Dreams fluctuate in potency, emotion, significance, and tone. People dream within their own idiosyncratic framework. It is a fabricated language of the subconscious. Dreams both invent and incorporate these personal symbols. Whether it is a preordained affinity for certain themes, or something defined by early visual experiences, each person possesses their own set of personal symbols and allegories. We have developed our own personal jargon comprised of both universal dream experiences (falling, flying, dreams of attack, nudity, etc) and personal symbols which when stripped away of their idiosyncrasies, are also universal.
These idiosyncratic symbols are combined with a conglomerate of emotion, connotations, obscure associations, memories, hybrid images, and fears. In memories your subconscious determines which factors are significant and which are extraneous. In dreams this is intensified and a series of fragmentations occur: fragments in time, in perceptions of space, and fragmentation of the senses.

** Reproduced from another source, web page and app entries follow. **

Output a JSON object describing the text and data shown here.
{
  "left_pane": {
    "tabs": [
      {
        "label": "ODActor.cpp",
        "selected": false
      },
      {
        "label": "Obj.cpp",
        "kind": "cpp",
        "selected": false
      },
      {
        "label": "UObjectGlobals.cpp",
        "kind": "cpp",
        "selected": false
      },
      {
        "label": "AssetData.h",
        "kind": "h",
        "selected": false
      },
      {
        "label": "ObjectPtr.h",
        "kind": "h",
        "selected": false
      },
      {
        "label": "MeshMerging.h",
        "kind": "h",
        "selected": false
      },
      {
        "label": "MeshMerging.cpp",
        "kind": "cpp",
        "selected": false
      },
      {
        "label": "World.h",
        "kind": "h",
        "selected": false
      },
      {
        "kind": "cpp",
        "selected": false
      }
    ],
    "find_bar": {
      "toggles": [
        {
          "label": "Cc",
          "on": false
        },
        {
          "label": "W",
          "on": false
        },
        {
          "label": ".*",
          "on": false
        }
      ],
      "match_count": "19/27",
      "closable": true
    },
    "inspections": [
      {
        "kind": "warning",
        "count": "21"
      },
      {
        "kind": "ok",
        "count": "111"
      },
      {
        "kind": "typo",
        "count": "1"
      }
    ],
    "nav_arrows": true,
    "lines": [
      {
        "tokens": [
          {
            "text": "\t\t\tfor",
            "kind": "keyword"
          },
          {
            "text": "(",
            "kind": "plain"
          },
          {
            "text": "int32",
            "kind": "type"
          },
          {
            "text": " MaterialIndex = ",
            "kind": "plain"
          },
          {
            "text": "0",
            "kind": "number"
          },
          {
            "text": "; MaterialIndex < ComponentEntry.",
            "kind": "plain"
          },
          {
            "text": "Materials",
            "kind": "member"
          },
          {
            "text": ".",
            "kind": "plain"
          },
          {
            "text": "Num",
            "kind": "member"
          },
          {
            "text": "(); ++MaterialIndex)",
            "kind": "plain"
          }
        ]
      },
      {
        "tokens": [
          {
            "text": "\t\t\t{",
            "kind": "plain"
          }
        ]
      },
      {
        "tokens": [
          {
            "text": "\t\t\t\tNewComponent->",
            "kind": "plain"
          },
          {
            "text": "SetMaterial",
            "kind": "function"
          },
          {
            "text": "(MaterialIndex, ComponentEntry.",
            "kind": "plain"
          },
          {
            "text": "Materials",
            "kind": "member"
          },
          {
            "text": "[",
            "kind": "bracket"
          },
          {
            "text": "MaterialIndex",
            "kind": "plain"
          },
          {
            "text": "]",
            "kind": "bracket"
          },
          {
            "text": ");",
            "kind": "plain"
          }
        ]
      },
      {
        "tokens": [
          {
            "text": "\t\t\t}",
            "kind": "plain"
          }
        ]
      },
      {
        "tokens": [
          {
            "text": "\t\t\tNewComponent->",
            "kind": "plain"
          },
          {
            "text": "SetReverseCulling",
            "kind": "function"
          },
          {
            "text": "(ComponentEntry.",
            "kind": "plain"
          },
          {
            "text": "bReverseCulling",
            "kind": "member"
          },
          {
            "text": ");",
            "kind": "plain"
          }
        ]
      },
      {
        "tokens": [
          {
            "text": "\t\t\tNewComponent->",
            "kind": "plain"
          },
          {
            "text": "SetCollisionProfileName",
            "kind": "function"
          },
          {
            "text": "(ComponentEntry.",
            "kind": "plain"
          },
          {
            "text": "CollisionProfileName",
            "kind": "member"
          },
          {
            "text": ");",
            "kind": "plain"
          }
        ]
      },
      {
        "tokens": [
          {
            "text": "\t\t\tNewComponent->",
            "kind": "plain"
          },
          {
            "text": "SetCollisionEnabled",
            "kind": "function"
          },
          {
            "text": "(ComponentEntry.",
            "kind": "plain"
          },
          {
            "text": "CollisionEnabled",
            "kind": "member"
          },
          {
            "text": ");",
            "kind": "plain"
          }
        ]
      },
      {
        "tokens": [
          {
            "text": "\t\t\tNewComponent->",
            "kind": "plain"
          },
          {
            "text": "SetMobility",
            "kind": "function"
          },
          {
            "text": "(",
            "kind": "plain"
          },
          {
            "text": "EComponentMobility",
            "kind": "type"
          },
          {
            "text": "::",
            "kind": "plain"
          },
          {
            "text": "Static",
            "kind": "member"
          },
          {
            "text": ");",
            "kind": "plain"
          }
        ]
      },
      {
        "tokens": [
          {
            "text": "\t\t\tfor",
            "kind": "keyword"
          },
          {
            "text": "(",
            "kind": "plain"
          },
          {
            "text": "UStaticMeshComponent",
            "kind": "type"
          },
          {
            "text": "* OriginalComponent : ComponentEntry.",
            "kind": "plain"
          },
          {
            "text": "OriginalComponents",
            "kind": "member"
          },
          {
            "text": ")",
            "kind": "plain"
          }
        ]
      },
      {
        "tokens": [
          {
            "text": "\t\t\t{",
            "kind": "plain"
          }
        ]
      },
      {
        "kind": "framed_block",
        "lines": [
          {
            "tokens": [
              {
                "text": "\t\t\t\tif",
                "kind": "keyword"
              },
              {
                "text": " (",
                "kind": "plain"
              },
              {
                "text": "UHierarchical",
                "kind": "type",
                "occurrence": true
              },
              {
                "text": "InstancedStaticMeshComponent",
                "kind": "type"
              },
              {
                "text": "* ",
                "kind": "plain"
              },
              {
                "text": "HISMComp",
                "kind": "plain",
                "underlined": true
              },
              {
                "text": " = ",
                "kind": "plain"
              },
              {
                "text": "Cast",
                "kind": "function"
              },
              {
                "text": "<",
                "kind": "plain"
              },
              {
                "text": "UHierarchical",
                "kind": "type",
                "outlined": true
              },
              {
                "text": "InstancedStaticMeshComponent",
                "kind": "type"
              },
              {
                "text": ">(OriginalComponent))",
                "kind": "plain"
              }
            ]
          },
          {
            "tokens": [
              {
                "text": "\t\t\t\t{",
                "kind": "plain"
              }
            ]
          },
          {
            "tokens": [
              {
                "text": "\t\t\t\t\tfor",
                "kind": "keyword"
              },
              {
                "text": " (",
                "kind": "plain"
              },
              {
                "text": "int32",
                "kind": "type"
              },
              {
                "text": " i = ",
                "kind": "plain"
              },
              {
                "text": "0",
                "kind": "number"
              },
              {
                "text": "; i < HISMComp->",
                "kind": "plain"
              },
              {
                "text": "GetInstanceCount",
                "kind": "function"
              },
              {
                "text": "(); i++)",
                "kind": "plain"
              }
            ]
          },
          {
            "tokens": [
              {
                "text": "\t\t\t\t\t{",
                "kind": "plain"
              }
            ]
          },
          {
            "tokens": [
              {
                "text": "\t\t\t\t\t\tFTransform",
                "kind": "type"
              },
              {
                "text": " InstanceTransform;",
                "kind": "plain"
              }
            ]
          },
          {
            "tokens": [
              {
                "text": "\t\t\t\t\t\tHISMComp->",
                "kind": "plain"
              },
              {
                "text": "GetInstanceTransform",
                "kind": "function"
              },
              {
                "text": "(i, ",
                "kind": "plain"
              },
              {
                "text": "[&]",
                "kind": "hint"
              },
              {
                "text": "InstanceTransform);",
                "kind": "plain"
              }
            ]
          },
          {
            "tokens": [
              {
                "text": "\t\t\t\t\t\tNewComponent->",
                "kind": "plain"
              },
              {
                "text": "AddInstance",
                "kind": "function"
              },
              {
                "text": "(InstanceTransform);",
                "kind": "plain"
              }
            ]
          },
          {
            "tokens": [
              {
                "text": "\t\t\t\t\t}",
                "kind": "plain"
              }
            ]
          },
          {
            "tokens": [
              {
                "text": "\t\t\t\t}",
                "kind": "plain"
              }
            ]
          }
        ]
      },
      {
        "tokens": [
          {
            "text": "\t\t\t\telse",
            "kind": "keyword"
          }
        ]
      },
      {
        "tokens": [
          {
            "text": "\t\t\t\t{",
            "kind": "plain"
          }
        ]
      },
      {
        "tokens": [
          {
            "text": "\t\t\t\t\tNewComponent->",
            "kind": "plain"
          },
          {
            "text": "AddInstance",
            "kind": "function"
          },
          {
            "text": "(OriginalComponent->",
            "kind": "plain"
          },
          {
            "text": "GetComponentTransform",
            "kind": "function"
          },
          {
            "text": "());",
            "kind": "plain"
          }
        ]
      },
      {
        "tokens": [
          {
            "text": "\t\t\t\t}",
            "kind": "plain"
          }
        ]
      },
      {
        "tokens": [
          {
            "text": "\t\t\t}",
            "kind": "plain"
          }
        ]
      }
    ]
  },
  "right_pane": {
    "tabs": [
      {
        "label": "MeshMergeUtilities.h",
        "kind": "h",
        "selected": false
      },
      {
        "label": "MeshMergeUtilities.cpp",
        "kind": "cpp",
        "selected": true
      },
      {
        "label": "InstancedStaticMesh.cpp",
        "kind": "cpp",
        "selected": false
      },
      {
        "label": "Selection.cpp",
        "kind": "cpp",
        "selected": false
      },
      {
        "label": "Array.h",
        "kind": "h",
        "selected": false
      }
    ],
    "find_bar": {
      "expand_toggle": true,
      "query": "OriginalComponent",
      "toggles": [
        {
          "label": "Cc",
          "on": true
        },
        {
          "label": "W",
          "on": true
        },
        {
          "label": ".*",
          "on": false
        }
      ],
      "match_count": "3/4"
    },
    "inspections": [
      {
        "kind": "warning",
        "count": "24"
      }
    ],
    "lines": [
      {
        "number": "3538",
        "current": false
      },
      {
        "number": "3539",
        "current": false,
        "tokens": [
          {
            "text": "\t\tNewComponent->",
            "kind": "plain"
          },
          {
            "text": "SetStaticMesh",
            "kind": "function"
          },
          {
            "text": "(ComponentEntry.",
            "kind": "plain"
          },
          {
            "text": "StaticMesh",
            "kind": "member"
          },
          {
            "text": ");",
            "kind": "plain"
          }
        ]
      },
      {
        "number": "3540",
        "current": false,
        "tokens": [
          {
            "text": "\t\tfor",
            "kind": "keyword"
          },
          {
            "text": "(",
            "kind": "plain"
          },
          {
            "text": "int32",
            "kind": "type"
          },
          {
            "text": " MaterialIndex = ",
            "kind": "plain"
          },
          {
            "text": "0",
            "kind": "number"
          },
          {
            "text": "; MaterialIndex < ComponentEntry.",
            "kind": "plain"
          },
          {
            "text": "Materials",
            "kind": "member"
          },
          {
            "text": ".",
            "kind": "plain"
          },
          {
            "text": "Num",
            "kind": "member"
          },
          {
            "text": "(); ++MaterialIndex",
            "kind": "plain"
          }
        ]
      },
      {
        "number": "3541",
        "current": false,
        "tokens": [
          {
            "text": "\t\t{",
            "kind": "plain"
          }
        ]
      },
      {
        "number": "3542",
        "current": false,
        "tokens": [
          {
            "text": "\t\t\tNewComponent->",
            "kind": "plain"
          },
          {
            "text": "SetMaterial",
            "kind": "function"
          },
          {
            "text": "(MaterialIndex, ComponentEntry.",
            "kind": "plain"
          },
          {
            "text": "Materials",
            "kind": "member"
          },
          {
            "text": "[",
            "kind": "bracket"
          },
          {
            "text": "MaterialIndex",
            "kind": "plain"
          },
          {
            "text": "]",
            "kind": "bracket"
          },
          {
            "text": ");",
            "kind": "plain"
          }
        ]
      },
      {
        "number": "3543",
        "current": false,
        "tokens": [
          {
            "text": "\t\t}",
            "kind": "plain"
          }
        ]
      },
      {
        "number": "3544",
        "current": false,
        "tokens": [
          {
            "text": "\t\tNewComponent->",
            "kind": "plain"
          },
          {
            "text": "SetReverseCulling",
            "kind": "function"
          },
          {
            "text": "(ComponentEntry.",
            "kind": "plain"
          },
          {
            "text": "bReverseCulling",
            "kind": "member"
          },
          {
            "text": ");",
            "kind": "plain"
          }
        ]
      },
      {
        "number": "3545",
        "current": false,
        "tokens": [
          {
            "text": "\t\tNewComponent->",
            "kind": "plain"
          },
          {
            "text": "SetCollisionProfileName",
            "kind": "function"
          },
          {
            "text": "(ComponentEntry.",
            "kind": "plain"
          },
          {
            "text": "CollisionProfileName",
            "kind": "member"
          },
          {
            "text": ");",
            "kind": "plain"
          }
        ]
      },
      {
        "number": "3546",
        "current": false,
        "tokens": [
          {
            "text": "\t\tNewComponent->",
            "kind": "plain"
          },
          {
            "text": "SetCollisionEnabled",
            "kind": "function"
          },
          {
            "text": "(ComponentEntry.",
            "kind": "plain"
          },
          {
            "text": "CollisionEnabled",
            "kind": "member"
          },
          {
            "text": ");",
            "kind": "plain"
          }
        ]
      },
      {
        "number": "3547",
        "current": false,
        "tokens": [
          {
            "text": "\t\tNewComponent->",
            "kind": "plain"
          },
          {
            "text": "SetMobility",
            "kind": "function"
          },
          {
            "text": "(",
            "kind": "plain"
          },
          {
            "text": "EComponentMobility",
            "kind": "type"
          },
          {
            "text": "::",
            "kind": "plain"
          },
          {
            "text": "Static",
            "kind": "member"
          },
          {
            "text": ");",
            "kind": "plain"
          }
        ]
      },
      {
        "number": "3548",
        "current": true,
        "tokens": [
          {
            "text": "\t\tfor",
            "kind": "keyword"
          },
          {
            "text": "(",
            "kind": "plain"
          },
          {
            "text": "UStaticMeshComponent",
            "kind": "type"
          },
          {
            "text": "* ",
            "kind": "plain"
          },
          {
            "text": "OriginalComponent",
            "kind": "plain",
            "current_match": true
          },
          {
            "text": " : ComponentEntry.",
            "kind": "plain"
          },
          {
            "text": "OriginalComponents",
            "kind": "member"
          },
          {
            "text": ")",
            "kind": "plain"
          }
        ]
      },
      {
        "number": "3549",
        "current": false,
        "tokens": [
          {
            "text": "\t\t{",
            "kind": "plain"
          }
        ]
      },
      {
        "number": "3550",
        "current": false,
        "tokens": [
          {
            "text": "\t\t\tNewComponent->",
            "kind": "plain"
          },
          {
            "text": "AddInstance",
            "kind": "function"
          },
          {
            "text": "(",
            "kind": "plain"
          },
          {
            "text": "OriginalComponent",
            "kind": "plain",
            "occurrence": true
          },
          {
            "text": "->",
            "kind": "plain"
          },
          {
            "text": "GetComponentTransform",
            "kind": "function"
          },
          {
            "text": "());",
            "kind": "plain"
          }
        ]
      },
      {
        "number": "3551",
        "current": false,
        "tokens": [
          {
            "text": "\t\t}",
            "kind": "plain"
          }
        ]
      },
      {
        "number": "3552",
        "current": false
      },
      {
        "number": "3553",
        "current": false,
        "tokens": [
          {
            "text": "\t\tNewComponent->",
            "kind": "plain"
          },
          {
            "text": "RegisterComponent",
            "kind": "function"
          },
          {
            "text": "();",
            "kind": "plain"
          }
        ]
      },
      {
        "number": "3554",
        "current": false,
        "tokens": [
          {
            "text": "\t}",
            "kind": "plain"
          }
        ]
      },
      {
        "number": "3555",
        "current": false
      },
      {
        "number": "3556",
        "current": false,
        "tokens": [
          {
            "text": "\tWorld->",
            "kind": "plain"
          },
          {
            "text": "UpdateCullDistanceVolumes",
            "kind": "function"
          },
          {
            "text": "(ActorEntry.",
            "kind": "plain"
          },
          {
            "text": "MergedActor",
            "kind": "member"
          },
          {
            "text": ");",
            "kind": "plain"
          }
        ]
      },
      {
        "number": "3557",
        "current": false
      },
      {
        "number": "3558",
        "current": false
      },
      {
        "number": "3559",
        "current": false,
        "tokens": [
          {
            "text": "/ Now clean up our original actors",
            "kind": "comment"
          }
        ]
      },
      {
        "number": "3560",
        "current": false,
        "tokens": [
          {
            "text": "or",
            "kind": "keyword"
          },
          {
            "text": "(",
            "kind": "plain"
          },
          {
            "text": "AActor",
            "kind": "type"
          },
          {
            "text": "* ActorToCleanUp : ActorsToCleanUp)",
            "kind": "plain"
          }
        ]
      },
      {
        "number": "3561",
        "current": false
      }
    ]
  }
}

It is this fragmentation and synthesis of personal iconography that I address in my photographs. Each photograph responds to a dream I collected through a combination of nightly journals, interviews, triggered recollections of lost dreams, and distant memories of childhood nightmares. The images vary both in size and process to mirror the unique message and influence of a single dream image. As a result, the work combines silver gelatin, chromogenic prints, with non-silver and digitally worked images. Each image is illuminated, yet there still remain portions that are obscured. The photographs, like dreams remembered in waking life, seem to emerge in fragments that are revealing, yet remain untranslated by the waking mind.